Suggested Citation: Lipovsek, Varja and Alisa Zomer. 2019. “How to Have Difficult Conversations / A Practical Guide for Academic-Practitioner Research Collaborations”. Cambridge, MA: Massachusetts Institute of Technology Governance Lab (MIT GOV/LAB).

This guide is meant to be a living document. As part of the next version, we will be gathering short testimonials to illustrate the various challenges and trip-wires common to academic-practitioner research collaborations. We welcome your feedback and experiences at mitgovlab@mit.edu.

Why difficult conversations?

You are entering into a partnership because you have presumably decided that there is enough of an overlap in your interests and actions to pursue a joint agenda. But where do you diverge? Frequently, we start collaborations with different—but unsaid—expectations. An academic might be working towards a peer-reviewed publication or looking to test out a new data collection method. A practitioner might be looking for data to help design a new initiative, or looking to evaluate an existing program’s effectiveness.
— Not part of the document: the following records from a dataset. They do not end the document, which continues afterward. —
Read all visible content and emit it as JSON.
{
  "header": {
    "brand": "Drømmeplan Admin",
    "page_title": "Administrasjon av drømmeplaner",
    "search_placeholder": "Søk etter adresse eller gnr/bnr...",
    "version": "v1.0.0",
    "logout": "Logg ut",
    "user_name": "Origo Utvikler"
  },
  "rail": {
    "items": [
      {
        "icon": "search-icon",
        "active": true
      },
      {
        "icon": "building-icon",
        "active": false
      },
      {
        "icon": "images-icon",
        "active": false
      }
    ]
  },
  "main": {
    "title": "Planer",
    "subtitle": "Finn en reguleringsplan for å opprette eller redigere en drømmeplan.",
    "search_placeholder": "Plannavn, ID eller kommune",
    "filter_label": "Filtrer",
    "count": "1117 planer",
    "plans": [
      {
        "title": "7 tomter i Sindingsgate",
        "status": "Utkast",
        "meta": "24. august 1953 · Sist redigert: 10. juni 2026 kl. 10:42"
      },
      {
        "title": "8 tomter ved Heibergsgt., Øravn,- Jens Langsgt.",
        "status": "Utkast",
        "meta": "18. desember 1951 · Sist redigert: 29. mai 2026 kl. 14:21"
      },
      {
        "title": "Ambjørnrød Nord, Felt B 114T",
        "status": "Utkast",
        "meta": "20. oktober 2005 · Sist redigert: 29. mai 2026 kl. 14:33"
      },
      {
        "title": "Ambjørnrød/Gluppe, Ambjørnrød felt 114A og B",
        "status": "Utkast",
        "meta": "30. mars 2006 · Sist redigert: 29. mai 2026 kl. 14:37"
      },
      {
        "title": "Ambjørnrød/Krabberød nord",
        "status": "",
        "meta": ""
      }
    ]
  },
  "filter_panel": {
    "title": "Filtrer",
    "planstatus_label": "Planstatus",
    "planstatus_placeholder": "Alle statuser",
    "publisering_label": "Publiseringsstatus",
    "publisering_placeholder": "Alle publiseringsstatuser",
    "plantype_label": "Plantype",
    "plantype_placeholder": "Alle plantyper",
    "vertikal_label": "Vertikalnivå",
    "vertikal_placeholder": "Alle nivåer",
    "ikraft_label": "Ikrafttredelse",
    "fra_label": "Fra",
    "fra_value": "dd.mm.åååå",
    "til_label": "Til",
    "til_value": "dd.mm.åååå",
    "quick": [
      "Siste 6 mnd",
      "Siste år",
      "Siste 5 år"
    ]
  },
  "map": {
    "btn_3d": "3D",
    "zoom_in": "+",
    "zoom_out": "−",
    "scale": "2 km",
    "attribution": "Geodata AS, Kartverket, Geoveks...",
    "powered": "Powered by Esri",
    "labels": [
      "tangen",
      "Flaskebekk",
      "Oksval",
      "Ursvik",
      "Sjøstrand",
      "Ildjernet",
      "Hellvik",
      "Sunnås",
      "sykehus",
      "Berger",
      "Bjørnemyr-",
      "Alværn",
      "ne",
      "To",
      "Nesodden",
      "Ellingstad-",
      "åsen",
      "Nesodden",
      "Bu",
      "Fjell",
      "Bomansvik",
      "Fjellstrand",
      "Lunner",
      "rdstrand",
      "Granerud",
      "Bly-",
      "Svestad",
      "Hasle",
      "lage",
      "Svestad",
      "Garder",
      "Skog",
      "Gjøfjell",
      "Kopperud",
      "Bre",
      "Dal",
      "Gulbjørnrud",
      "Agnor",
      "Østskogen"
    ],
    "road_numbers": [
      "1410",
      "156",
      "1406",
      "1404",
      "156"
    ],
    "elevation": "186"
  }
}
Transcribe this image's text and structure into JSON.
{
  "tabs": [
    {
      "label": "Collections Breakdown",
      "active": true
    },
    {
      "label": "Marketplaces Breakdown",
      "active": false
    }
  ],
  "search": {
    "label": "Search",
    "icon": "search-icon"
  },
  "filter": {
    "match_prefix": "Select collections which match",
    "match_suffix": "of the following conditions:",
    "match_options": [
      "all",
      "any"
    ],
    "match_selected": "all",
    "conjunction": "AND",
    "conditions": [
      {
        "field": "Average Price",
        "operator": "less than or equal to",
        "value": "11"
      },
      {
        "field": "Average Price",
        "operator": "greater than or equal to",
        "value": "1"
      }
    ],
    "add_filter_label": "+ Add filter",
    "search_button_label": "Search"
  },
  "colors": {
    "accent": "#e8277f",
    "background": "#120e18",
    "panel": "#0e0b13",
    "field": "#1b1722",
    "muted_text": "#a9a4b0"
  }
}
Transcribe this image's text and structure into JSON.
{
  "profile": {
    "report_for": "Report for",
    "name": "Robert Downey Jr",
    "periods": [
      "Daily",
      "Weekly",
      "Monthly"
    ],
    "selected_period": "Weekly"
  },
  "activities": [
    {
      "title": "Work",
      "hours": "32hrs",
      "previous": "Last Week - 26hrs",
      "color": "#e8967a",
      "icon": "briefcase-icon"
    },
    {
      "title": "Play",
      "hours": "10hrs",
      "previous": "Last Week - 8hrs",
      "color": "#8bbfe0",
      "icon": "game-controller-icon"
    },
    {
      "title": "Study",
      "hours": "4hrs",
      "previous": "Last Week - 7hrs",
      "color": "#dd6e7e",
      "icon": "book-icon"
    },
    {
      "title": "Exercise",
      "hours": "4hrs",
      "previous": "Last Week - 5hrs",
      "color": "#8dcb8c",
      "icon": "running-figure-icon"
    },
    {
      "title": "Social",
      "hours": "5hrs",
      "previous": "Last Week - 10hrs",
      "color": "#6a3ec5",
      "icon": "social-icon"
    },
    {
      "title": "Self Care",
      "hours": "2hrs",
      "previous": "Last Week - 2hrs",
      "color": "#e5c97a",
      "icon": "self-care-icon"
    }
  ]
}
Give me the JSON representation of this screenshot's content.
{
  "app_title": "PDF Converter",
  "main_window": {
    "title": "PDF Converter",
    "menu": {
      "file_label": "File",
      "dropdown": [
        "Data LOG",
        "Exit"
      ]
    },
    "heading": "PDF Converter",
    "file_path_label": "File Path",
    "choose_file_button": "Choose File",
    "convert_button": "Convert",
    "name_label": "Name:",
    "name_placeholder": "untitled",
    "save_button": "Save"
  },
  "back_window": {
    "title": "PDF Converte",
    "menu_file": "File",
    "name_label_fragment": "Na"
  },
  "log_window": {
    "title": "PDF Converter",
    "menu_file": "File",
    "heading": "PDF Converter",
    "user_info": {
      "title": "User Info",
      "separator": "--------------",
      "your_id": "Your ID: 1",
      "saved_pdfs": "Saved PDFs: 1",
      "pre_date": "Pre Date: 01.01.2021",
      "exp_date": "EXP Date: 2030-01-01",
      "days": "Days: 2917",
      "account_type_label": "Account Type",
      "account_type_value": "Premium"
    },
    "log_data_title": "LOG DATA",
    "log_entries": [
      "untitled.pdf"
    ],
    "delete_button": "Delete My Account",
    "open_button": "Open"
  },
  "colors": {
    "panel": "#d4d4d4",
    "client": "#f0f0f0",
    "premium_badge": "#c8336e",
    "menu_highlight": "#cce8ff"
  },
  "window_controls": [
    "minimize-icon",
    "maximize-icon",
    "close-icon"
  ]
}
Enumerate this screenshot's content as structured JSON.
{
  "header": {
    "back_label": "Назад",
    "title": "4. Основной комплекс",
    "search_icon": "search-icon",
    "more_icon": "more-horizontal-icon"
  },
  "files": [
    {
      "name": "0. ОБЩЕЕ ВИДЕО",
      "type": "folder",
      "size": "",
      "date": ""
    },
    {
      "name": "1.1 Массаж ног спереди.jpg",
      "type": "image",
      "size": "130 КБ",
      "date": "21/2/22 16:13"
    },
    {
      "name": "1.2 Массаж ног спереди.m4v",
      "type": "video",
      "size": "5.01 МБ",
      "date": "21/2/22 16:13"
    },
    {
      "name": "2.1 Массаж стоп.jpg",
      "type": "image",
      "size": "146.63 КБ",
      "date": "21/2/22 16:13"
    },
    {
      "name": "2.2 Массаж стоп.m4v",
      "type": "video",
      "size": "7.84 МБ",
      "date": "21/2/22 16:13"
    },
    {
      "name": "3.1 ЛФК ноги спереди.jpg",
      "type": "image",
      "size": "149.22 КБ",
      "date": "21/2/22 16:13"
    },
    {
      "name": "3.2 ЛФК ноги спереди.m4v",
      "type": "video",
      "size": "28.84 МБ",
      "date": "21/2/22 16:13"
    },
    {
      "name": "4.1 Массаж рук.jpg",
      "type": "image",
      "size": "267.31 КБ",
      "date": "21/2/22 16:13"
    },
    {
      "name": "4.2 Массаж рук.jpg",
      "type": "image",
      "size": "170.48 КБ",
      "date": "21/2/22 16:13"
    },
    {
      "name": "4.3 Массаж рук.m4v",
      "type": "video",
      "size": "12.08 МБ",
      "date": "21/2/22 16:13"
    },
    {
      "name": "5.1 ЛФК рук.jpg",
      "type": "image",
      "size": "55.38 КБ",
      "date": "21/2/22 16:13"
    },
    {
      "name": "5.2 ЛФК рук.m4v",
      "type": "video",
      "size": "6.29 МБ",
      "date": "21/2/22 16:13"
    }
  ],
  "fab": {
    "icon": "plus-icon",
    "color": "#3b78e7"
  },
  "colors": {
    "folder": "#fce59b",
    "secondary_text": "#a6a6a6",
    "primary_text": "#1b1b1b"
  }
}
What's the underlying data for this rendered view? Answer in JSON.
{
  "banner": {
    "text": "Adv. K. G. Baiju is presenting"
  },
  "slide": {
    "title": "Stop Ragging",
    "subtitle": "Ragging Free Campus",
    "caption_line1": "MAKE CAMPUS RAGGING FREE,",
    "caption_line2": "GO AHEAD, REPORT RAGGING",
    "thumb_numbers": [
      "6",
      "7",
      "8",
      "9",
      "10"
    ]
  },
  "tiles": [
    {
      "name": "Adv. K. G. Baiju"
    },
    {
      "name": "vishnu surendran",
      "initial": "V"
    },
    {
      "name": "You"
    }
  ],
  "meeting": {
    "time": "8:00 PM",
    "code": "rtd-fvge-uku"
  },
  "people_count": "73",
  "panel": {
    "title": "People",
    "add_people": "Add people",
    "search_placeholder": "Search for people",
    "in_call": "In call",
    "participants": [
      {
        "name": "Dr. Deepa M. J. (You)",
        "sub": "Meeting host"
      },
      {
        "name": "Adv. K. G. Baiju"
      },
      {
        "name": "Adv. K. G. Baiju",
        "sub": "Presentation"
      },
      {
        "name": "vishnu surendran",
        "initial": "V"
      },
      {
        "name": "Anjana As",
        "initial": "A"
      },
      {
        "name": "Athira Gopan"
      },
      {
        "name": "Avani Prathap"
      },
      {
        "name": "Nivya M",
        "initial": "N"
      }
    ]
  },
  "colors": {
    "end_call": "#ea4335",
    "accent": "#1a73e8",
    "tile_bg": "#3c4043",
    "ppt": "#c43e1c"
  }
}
Bringing academia and practice together to address pressing problems is nothing new. In the last two decades these collaborations have become more common in political science as academics have sought new opportunities to develop innovative research, and for their results to have more real-world relevance. At the same time, new data and technologies combined with more data-driven decision-making have led government as well as non-governmental practitioners to seek more sophisticated ways to measure their impact and to inform their interventions.

These conditions have led to an increased interest in academic-practitioner research collaborations, especially in developing-country contexts where MIT GOV/LAB often operates. Partnerships have proliferated but these relationships can be challenging to manage, with different incentives, expectations, needs, and timelines. Some of these challenges are institutional and difficult to change—such as the tenure-track requirements within academia which favor publications in academic journals over the applied nature of collaborations. We think these systemic challenges need to be addressed, but change is likely to be slow. In the meantime, the academic-practitioner collaborations that exist today can be managed better and yield better results for all by creating more functional partnerships.

“We need to talk”

This document is meant to highlight and provide guidance on how to have “difficult conversations” that often arise when academic researchers and practitioners decide to collaborate. The focus here on difficult conversations is intentional because we want to hone in on pivotal decision points and issues that are frequently overlooked, or brought up too late.

At MIT GOV/LAB, part of our mission is to produce and promote engaged scholarship on how to encourage citizens to voice their needs and engage their governments in productive ways. Our working definition of engaged scholarship is rigorous research that is co-created by practitioner organizations and grounded in field work. This collaborative process increases the likelihood that practitioners will be able to use research results and apply them to their work. Our engaged scholarship model is based on values of equitable exchange between practitioners and academics. For us, equitable exchange starts with outlining potential costs and benefits and acknowledging potential power asymmetries to spread risk out more evenly and maximize learning for both parties.

Over the years, we’ve collaborated with numerous practitioner partners in diverse geographies on projects small and large—and we’ve learned a lot along the way. This guide builds on MIT GOV/LAB’s deep experience of learning in the field and from many honest conversations with partners reflecting on “what could have gone differently.”  Based on our experience and the principle of equitable exchange, this guide focuses on research collaborations related to political science, with an emphasis on empirical evidence, and with practitioners who are often based in developing countries. Practitioners can be a diverse set of actors, and MIT GOV/LAB tends to partner with groups grounded in local contexts, oftentimes within civil society or local government who have long-standing presence in the communities we seek to engage.

Over the years, we’ve collaborated with numerous practitioner partners in diverse geographies on projects small and large—and we’ve learned a lot along the way. This guide builds on MIT GOV/LAB’s deep experience of learning in the field and from many honest conversations with partners reflecting on “what could have gone differently.”  Based on our experience and the principle of equitable exchange, this guide focuses on research collaborations related to political science, with an emphasis on empirical evidence, and with practitioners who are often based in developing countries. Practitioners can be a diverse set of actors, and MIT GOV/LAB tends to partner with groups grounded in local contexts, oftentimes within civil society or local government who have long-standing presence in the communities we seek to engage.

Who is this guide for?

This guide is intended for academics and practitioners who want to improve the collaborative research process. Equity is an essential guiding principle for most practitioners and academics, but the fact is that power is almost never distributed equally between partners. Decision-making power in a partnership often aligns with funding, and this can feel contrary to the principle of equity. This guide cannot rectify major imbalances, but in our experience, there is significant room for improvement in how partnerships are designed.

For practitioners, this guide sheds light on some of the common motivations and incentives in the academic world that can influence research projects. It should also help practitioners manage their partnerships in a way that boosts learning opportunities for their organizations. For academics interested in engaged scholarship, this guide is one way to start designing and implementing research with values of mutual respect and equity. In particular, we hope early-stage graduate students and staff at practitioner organizations will find something new and useful to apply in their work. Finally, we hope this guide helps both sides manage their partnerships so they can learn from each other’s strengths and create lasting skills in their own organizations.